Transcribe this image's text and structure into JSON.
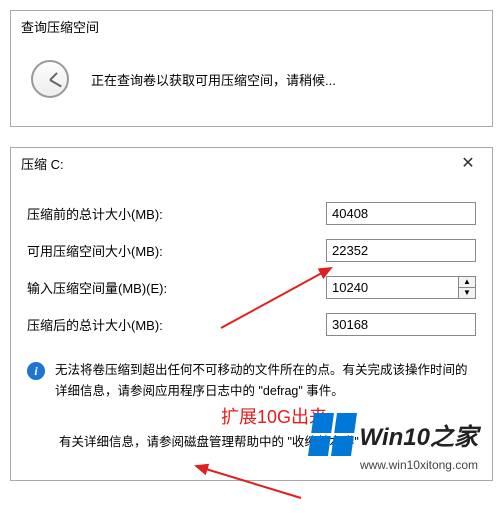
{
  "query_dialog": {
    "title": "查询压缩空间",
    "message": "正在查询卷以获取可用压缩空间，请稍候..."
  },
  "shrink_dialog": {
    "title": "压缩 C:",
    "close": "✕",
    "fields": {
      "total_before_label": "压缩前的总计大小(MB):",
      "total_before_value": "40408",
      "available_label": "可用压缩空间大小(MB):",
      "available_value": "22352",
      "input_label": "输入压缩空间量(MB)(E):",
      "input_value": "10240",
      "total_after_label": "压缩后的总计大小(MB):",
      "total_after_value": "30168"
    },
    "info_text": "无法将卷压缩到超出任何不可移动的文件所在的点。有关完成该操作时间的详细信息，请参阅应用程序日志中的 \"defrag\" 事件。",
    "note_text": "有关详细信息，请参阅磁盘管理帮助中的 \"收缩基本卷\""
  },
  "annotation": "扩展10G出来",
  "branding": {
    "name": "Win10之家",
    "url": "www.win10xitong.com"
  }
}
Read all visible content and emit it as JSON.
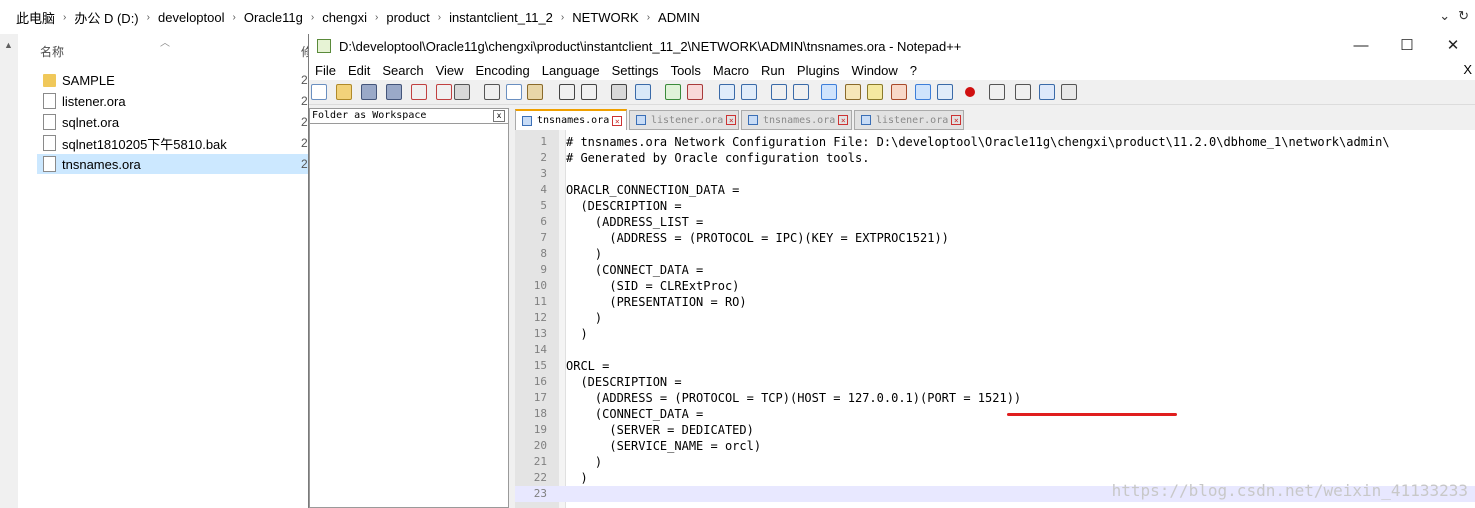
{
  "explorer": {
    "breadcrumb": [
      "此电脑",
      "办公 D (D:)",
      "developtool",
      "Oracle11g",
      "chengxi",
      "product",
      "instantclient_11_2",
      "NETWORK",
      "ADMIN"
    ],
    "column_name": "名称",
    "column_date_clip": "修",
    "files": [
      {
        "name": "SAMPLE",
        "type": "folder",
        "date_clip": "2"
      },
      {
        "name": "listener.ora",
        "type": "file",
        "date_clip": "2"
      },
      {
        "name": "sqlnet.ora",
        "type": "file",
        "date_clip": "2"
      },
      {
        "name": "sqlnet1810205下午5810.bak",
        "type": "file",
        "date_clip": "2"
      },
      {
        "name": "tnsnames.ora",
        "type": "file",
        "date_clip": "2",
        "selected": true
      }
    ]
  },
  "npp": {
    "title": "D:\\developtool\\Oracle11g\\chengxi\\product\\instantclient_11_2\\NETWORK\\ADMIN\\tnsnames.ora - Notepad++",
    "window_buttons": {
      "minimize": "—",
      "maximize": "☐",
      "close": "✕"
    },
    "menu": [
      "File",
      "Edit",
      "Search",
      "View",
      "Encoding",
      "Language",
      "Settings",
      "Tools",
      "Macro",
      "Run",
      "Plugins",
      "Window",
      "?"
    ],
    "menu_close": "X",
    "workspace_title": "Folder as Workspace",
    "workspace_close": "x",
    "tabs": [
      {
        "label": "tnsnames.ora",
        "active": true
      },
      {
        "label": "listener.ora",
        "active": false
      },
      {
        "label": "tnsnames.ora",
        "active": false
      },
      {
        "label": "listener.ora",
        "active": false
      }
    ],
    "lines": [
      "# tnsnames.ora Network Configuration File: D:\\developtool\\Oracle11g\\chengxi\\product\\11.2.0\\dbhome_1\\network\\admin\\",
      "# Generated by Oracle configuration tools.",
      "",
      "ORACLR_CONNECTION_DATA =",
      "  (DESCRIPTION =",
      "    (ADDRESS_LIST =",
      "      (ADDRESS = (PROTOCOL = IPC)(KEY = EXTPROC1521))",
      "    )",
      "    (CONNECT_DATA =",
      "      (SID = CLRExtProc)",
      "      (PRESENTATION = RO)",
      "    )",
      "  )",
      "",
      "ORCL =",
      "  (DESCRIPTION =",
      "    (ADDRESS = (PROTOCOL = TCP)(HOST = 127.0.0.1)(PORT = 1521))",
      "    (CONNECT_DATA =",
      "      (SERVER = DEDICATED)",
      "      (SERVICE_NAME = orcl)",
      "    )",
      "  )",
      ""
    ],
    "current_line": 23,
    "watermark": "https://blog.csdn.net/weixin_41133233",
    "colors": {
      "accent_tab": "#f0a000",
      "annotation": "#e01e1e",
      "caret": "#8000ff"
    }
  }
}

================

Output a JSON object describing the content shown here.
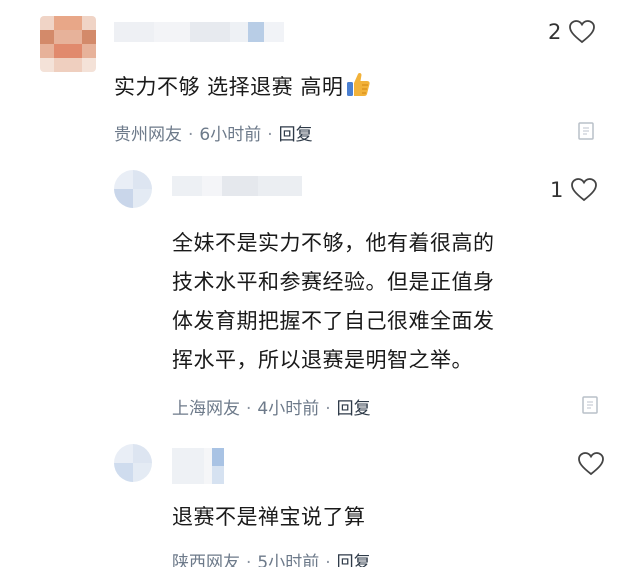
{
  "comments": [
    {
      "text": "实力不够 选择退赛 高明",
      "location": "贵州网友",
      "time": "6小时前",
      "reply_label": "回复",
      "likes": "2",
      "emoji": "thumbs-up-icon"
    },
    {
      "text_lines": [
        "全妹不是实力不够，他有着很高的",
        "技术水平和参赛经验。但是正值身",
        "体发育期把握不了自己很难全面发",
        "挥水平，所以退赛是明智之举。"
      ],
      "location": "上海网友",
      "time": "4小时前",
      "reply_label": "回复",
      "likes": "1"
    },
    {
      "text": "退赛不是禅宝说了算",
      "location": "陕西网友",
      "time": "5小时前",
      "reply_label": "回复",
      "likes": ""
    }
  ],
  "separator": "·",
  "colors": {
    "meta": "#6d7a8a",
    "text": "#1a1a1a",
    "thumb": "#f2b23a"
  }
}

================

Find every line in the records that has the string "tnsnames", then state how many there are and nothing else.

5